Worst Closing Schedule
The Jets get five games in December thanks to a Monday-nighter against Tennessee. The others: at Buffalo, home for Pittsburgh and New England, and at Miami. They’ll need a cushion heading into this final stretch.
We have to get used to the “new” Lambeau Field. For now, our favorite remains Pro Player Stadium (or whatever the Dolphins’ home is called these days).
With Foxboro Stadium gone, the Metrodome in Minnesota is the bottom of the barrel. Other than its loudness, there’s nothing memorable about the place.
Toughest Place to Play
Is there anything teams dread more than heading up to Lambeau Field in December to play the Packers? It’s the ultimate home-field advantage for Brett Favre and company.
Worst Stadium Traffic
There might be a new stadium in Faxboro, but the gut-wrenching traffic jams, especially heading home, remain the same.
Best City for a Super Bowl
New Orleans: Bourbon Street, Emeril, Preservation Hall …
Worst Stadium for a Super Bowl
The Superdome in, ironically, New Orleans. Too bad they can’t play the game on Bourbon Street.
Best Network Coverage
ESPN in a walk. The cable giant is daring without going over the edge the way Fox usually does.
Worst Network Coverage
Fox’s Hollywood touch gets more than a little annoying. They know they’re covering football, don’t they?
Best Play-by-Player Announcer
Until he got the top national gig with Fox, Joe Buck was No. 1. But he clearly prefers baseball, and his work has slipped on the NFL. The best announcing now is being done on some of the secondary games, led by a hockey guy, the always professional and always prepared Sam Rosen.
Worst Play-by-Play Announcer
Oh, this is tough.
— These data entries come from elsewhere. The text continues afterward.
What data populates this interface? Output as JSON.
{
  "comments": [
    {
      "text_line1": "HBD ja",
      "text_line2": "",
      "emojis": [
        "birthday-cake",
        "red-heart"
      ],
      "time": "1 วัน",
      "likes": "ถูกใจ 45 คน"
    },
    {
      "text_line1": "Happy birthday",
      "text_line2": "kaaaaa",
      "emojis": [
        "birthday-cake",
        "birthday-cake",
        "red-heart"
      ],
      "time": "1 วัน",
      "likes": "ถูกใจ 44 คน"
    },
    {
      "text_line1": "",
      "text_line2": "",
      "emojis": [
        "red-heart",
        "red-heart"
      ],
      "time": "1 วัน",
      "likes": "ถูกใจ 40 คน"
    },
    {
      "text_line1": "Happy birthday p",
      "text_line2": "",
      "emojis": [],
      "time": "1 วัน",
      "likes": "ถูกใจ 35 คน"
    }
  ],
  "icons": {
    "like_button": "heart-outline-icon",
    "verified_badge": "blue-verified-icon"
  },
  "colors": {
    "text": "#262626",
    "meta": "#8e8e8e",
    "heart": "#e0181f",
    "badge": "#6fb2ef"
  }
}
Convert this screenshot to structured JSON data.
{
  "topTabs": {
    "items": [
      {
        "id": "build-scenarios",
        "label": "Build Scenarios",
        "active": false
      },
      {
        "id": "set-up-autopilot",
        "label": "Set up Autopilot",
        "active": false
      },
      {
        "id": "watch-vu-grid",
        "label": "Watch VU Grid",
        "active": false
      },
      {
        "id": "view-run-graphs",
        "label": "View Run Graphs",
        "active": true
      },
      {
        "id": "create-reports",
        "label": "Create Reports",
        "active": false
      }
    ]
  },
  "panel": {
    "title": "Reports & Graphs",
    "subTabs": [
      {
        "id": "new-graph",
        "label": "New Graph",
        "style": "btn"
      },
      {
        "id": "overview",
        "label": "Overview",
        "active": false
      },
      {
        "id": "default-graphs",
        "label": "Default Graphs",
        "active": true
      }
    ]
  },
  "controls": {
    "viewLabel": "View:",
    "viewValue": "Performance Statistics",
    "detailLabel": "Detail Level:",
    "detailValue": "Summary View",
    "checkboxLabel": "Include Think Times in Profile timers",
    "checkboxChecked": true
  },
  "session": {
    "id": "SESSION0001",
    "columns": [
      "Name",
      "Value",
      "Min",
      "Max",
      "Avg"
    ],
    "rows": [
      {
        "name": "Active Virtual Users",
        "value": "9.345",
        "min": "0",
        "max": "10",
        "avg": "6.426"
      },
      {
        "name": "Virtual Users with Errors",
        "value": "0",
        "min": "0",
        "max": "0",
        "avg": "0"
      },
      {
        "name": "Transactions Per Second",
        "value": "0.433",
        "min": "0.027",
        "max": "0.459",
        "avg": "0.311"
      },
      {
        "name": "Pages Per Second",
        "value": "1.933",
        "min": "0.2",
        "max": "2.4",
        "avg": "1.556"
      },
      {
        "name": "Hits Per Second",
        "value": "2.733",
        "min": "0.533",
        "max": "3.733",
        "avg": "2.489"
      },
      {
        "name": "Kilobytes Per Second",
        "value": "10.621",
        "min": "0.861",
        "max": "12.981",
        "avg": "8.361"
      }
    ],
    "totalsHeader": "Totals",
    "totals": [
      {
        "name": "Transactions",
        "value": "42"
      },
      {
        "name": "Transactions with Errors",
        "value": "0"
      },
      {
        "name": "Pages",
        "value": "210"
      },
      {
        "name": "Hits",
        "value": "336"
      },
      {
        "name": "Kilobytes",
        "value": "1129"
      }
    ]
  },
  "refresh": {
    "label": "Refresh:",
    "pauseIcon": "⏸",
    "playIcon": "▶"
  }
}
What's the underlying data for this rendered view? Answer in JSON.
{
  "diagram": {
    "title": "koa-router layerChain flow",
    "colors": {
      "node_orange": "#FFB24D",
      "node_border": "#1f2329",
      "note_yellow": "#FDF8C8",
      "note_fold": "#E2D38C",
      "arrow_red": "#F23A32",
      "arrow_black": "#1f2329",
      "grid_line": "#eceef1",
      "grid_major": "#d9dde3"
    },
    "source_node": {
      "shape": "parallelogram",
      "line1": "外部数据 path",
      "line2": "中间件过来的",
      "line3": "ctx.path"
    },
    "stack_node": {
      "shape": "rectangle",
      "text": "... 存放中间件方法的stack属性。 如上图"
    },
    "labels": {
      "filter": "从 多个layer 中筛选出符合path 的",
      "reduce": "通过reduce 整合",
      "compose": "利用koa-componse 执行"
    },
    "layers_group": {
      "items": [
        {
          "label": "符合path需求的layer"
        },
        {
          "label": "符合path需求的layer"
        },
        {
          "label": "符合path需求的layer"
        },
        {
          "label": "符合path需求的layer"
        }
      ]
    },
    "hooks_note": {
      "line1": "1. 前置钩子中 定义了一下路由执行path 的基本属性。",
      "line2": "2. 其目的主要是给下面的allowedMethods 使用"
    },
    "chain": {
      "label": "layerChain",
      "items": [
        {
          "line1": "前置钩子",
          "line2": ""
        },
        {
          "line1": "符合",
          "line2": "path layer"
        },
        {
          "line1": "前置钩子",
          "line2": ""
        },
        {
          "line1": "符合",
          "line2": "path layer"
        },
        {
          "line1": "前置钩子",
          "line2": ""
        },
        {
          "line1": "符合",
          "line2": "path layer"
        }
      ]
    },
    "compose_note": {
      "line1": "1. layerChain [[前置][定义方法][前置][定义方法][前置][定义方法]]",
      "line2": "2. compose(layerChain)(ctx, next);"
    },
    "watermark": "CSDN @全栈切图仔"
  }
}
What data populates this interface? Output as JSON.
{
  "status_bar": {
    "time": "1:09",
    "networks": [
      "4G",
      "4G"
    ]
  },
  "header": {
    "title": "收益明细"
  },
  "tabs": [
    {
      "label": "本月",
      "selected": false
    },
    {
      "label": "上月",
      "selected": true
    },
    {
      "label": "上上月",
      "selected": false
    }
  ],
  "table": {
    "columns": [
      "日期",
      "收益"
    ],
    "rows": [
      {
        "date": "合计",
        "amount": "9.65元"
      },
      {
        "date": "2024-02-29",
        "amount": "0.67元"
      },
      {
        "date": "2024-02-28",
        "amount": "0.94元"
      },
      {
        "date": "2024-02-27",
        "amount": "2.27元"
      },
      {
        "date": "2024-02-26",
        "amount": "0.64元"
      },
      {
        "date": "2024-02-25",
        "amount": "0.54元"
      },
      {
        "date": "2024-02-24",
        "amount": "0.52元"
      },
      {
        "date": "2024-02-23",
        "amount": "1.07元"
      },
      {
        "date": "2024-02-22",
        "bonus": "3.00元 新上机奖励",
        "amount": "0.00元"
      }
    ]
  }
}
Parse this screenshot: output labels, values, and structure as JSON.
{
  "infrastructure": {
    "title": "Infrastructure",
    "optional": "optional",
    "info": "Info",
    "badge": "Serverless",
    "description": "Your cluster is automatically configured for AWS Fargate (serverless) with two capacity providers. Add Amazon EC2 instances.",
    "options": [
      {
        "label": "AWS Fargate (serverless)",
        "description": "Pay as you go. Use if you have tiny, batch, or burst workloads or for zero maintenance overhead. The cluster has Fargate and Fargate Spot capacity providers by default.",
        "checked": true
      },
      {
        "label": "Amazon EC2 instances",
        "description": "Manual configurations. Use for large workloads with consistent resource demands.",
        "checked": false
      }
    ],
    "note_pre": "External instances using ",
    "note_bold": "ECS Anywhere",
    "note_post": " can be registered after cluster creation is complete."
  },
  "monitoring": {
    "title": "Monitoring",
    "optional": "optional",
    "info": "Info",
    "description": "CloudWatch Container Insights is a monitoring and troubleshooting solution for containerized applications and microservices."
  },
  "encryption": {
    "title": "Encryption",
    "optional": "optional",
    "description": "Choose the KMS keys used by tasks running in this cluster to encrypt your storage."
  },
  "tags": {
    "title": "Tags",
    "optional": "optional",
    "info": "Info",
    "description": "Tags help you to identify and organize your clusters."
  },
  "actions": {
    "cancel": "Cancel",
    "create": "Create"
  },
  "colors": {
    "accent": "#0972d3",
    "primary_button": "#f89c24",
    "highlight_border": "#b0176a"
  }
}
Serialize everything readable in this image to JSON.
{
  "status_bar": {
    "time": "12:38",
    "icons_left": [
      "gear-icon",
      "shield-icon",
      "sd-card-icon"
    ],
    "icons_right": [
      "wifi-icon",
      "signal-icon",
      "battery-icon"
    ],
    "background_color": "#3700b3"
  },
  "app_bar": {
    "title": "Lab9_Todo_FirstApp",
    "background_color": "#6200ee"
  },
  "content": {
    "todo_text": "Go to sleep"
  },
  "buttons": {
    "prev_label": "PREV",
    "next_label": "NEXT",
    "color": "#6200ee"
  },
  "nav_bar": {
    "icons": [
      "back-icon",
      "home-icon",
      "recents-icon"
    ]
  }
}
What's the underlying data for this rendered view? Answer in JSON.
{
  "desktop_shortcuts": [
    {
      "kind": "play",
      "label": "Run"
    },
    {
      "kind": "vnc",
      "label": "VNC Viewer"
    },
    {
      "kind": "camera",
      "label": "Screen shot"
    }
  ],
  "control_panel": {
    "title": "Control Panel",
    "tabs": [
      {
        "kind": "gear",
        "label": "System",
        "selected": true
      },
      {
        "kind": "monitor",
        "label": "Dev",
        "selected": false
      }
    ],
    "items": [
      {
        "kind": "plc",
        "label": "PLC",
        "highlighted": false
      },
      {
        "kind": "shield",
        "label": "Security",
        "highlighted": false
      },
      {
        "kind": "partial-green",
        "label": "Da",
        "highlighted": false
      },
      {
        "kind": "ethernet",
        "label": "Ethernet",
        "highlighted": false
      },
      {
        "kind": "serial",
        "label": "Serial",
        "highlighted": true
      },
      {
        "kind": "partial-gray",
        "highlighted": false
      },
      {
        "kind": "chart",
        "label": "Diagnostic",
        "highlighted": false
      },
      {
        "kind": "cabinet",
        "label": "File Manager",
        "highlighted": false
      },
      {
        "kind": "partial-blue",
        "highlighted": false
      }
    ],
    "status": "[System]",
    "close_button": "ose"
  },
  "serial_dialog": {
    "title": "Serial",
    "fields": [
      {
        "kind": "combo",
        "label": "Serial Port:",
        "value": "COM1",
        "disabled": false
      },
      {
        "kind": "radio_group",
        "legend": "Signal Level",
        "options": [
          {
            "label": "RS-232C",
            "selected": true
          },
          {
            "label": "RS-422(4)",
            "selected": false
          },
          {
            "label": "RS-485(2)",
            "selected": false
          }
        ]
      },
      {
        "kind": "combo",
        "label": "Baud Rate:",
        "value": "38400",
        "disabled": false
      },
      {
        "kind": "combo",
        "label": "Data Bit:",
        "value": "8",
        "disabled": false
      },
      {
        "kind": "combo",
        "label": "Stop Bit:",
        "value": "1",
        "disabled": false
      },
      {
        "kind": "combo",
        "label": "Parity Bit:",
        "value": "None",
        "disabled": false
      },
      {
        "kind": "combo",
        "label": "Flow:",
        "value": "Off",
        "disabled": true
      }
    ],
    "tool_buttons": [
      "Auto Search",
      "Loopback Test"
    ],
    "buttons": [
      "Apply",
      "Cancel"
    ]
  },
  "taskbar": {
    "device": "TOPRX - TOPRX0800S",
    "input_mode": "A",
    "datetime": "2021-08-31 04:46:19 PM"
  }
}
There are so many from which to choose, from the phony enthusiasm of Kevin Harlan to the banalities of Greg Gumbel. However, nice guy, broadcasting legend Dick Enberg has become unlistenable.
No (BAM!), it’s not (WHAM!) John Madden. He’s become more showbiz than football. Our favorite is Cris Collinsworth, particularly because he is willing to speak his mind.
Here’s a surprise: We like them all. The only one who is slightly annoying is Joe Theismann when he hogs the mic. But Joe doesn’t turn us off, either.
Best Pregame Show
ESPN’s wealth of information and willingness to do investigative work easily make up for Chris Berman’s shtick. But Berman also knows what he’s talking about and works hard at it.
Worst Pregame Show
That would be Fox. From the stuff on Fox Sports Net to Fox itself, it’s unwatehable for anyone over age 13.
Consider not only the elements Cheeseheads must face late in the season, but their undying loyalty to the most important community property in Green Bay.
They’re a hoot to watch and listen to, but the followers of the Raiders also can be dangerous, even felonious.
We’re traditionalists, so it’s Pittsburgh over Oakland and Chicago. The Steelers’ helmet is the deciding factor.
Baltimore’s numbers are hard to read and the color scheme is garish–but don’t tell Ray Lewis we said that.
Did you really have to ask? The once and always champs we the cheerleaders in Dallas. But at least they have some impressive competition these days.
Daniel Snyder, Tom Benson, and Jerry Jones. Enough of them, already.
COPYRIGHT 2003 Century Publishing
COPYRIGHT 2003 Gale Group